A Man Looks Back – Filmfare reviewDec 26
How much the man yearned for far away things ? Second in his “Door…” triology ( first one reviewed by Filmfare here ), Kishore Kumar is a triumphant “soul” ! He has channelized his emptiness in life, into a social message, something that came from within. His son, Amit Kumar says “this film depicts the real Kishore Kumar”. How closer can we get to the Real Kishore Kumar ? The film was launched on 1st Jan 1966, just after completion of his comedy film production “Hum Do Daaku” ( though planned/conceptualized in 1965 ). It took quite a while making this film and the songs. Some of songs were re-recorded and some were cut from the film !
Ok, let us come back to the review of this film , appearing in Filmfare ( Dec 17 1971 ). This time the reviewer’s name was printed : S J Banaji. Not sure what values Mr Banaji expects from life, or his general views on entertainment in films, or where his mind seemed away while writing this review, or why did he not understand that this was a never-ending journey and had not stuffs of happy-endings …….but again an important piece of document, for it gave general impression of the film ( a fair rating for this “Door…” too ) , to the media-deprived public of those times :
Door Ka Rahi
A Man Looks Back
The camera stares at the empty expanse of snow, then a man enters the foreground. A series of quick shots of his panting face and tired manner then, as he falls into the snow, the scene shifts to the past. The rest of the way, “Door Ka Rahi” is a series of interludes, uneven, often crude, almost totally lacking in a feel for rhythm yet effectively linked by that lone figure in the snow whose story it is.

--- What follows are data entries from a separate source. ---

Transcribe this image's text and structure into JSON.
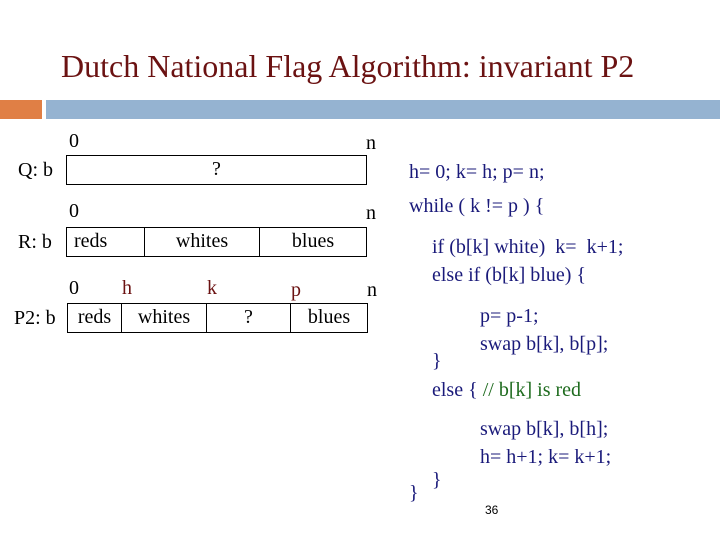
{
  "slide": {
    "title": "Dutch National Flag Algorithm: invariant P2",
    "page_number": "36",
    "colors": {
      "title": "#6b1212",
      "accent_orange": "#e07f45",
      "accent_blue": "#95b3d1",
      "code": "#1a1a7a",
      "comment": "#1e6b1e"
    }
  },
  "diagrams": {
    "q": {
      "label": "Q: b",
      "start_index": "0",
      "end_index": "n",
      "cells": [
        "?"
      ]
    },
    "r": {
      "label": "R: b",
      "start_index": "0",
      "end_index": "n",
      "cells": [
        "reds",
        "whites",
        "blues"
      ]
    },
    "p2": {
      "label": "P2: b",
      "start_index": "0",
      "h_marker": "h",
      "k_marker": "k",
      "p_marker": "p",
      "end_index": "n",
      "cells": [
        "reds",
        "whites",
        "?",
        "blues"
      ]
    }
  },
  "code": {
    "line1": "h= 0; k= h; p= n;",
    "line2": "while ( k != p ) {",
    "line3": "if (b[k] white)  k=  k+1;",
    "line4": "else if (b[k] blue) {",
    "line5": "p= p-1;",
    "line6": "swap b[k], b[p];",
    "line7": "}",
    "line8_code": "else { ",
    "line8_comment": "// b[k] is red",
    "line9": "swap b[k], b[h];",
    "line10": "h= h+1; k= k+1;",
    "line11": "}",
    "line12": "}"
  }
}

He hears a voice call his name, looks up and sees a friend from the past. The scene shifts again – the man is still there calling him, but the background has changed. He is back with his memories.
He goes to stay with the friend ( Abhi ), gets to know the boy staying with the family, sharing the youngster’s enthusiasm for his new plant, his surroundings and his life. After the boy dies, the man stares at the plant – the buds have opened at last. The camera cuts to the man in the snow – gently he caresses those little plants that peep out of the ice.
Side by side with these touches, there’s a deal of naivete in the interludes : The crude villain playing Zamindar, his brother leering in alternate scenes in one of those rape-every-heroine-around-for-miles roles, the familiar fight scenes. And then despite those cut backs to the dying man, the interludes never dovetail to suggest that flow, that sense of continuity that characterises life.
Kishore Kumar could have made his script far more interesting by fragmenting his interludes and shifting back and forth between them. It might have been tough on the audience, even tougher on the film maker, but it would have made for a more interesting story. He could, for instance, have let the girl’s ( Tanuja ) image recur from time to time before the film gets round to her story. He could have let the dying man’s memories stray from the dead youngster to the other children he had known, to the little girl (Deepa) he meets after her papa’s death, effortlessly simple in her reaction where the average child star would have bawled for minutes.
The first girl ( Bambi ) is so curiously dismissed you wonder why they dragged her in at all if the man was totally uninterested in little things like love. You wonder if they made the second girl a Christian just so they could have that familiar sentimental scene from Hollywood where she visits her fiance’s grave. And then there’s Kishore walking away from her because of a promise given to a dying ‘rishi’ who seemed off his mind anyway. One film where a happy ending would have looked more natural.
It’s far too gloomy, there are too many death scenes, Kishore round whom the story’s built, doesn’t have nearly enough to sustain the role, his clothes have a habit of veering to mod belts in between playing the ‘rishi’ and too too do-gooder. Yet, there’s an over-all sincerity, too. Kishore’s scenes with Tanuja have that quality of communicating by a word or a quiet look that characterised his earlier film, ‘Door Gagan Ki Chhaon Mein”, and the background score is surprisingly good.
“Door Ka Rahi.” Written, produced and directed by Kishore Kumar. Dialogue : Irshad. Lyrics : Shailendra, Irshad. Music : Kishore Kumar. Photography : Alok Das Gupta. Sound : B. N. Sharma, Edulji, Suresh Kathuria. Editing : R. Tipnis. Cast : Kishore Kumar, Tanuja, Ashok Kumar, Amit Kumar, Ganga, Abhi Bhattacharya, Bambi, Iftekhar, Hiralal, Ashit Sen, Yograj, Keshto Mukherji, Padma Khanna.
Note : The film finally got to see the light of the day this year, when Shraddha Video released it on DVD !! Thus two of the greatest creations of Kishoreda ( other being Door Gagan Ki Chhaon Mein ) are now available for general public’s home viewing !!